Cortisol is a hormone that is produced by the adrenal gland when the body is under stress. Cortisol is needed when we are confronted with acute stressors; but long term stress can be damaging to the body. Cortisol is one of the key hormones that is responsible for weight gain around the abdomen (belly).

Insulin is a hormone that helps glucose (sugar) enter the cells. Elevated insulin levels could indicate a diet high in carbohydrates/sugars or that the body is becoming resistant to insulin. If you body isn’t able to bring glucose into the cells, the remaining sugar in the blood will be stored as fat.

For menopausal women, low levels of sex hormones like estrogen can make losing weight difficult.

photo credit: sherrie smith

What you need to know about vitamin B12 deficiency

 

Vitamin B12 is a water soluble vitamin that is required for a number of biochemical reactions in our body.  It plays a role in metabolism, the formation of red blood cells, and in the maintenance of our nervous system. It also can reduce levels of homocysteine, which is an independent risk factor for heart disease and stroke. It is found exclusively in animal food products like meat, dairy and eggs. Dietary vitamin B12 tends to be bound to protein, and is released with the help of our stomach acid and an enzyme called pepsin. The free vitamin B12 then binds with an intrinsic factor in the stomach, travels through the small intestine and get’s absorbed in the ileum (a part of our small intestine).

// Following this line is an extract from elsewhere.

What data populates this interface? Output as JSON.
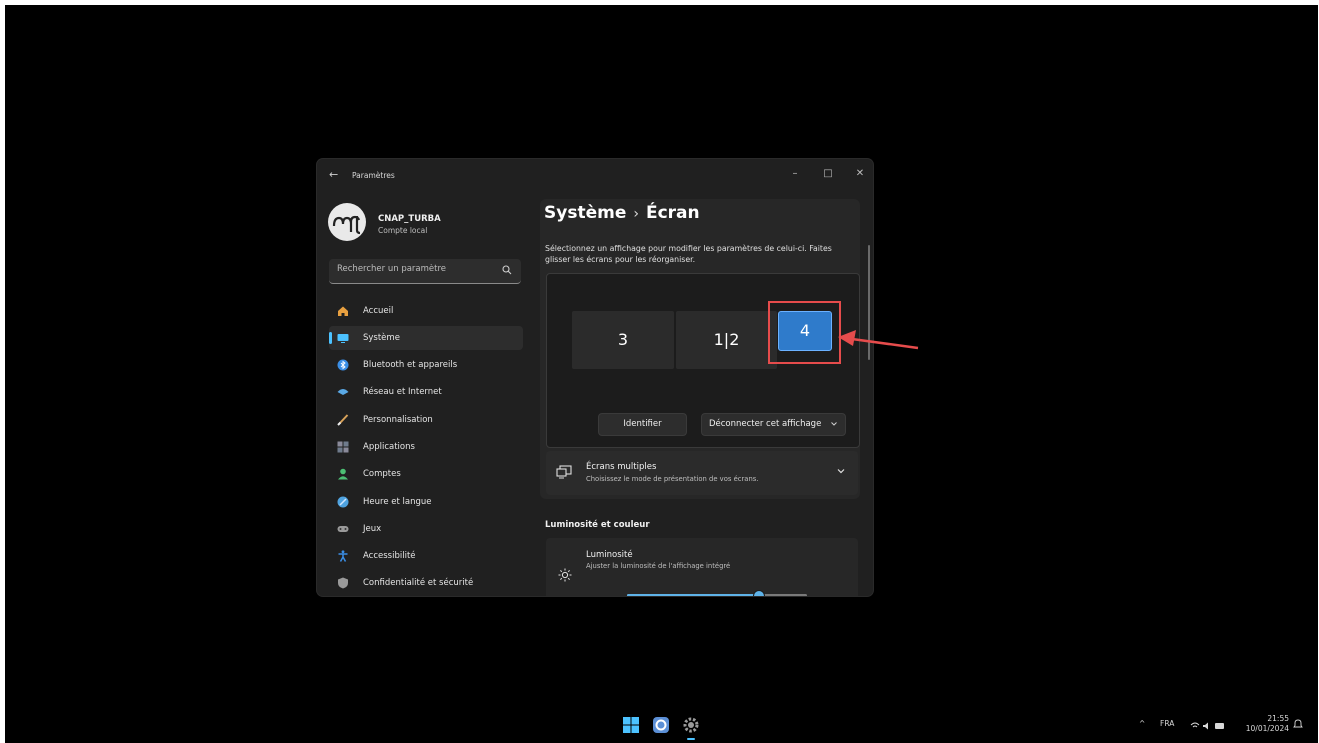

Deficiencies in vitamin B12 can occur:

  • if your diet is lacking in animal products (i.e. vegan or vegetarian)
  • if you have pernicious anemia—an autoimmune condition where the body destroys stomach cells that produce intrinsic factors
  • if you are over the age of 50 due to a decrease absorption of vitamin B12 from food
  • if you’ve had a portion of your stomach or small intestine surgically removed
  • if you have a digestive disorder that reduces your ability to absorb vitamins and minerals i.e. Celiac’s disease or Crohn’s disease
  • Some medication can reduce vitamin B12 levels (i.e. proton pump inhibitors, birth control pill, metformin)

 

Signs and symptoms of vitamin B12 deficiency include:

-anemia (macrocytic anemia)

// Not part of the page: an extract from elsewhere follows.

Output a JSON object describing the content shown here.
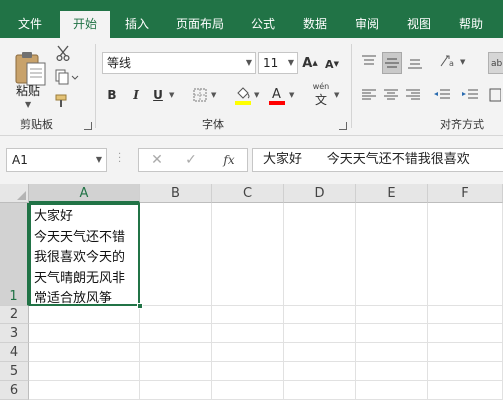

-neurological conditions causing weakness and numbness in the arms and legs

-poor memory

-depression

-swollen, enlarged tongue

-mouth ulcers

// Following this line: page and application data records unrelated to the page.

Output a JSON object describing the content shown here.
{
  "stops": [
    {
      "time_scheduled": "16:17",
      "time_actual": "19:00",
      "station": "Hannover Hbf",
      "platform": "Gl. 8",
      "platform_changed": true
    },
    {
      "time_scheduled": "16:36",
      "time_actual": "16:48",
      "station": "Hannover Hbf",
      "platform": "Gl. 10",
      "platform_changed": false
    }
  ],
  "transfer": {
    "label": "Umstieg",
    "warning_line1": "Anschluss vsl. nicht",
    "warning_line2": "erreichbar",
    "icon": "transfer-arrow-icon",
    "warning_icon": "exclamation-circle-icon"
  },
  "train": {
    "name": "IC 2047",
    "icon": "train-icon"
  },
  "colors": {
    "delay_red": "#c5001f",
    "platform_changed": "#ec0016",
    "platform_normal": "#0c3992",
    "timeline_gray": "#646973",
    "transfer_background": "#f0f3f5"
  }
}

-loss of balance

-low energy or fatigue

-ringing in the ears

You can visit your family doctor or naturopathic doctor to get tested for vitamin B12 deficiency. I offer in-office vitamin B12 injections, which bypass the digestive tract and allow for better absorption. Most people feel an increase in energy after receiving the injection as well as an improvement in their sleep pattern due to vitamin B12’s role in melatonin production.

 

In health and beauty,

Dr. L

Reference.

Gaby Alan. Nutritional Medicine. Frtiz Perlberg Publishing; Concord NH; 2011.